### EXERCISE
In the data below, find each line that contains the word "title" and copy it.

☆ ☆ ☆ ☆ ☆ ☆ ☆

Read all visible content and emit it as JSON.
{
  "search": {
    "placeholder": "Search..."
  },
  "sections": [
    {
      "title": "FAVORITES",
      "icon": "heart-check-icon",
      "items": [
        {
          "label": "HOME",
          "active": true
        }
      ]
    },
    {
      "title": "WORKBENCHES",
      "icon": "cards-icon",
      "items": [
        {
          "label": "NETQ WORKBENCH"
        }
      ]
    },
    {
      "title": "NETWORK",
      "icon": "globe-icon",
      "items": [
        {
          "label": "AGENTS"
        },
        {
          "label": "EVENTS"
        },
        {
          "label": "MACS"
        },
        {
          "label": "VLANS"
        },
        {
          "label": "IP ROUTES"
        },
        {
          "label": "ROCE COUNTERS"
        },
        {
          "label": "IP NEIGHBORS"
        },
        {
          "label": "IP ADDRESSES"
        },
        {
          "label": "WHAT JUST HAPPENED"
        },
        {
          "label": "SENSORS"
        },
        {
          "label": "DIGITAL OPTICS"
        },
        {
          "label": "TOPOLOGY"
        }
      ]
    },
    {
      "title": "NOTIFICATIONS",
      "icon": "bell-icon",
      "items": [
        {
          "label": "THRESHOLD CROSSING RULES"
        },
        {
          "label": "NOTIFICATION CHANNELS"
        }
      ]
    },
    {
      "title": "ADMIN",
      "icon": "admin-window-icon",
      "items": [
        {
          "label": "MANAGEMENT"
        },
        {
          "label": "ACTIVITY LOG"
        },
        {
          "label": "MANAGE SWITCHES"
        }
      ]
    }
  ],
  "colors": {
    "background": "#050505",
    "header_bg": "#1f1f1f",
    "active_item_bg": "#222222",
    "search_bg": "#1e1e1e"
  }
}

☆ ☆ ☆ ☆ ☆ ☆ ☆

### EXERCISE OUTPUT
      "title": "FAVORITES",
      "title": "WORKBENCHES",
      "title": "NETWORK",
      "title": "NOTIFICATIONS",
      "title": "ADMIN",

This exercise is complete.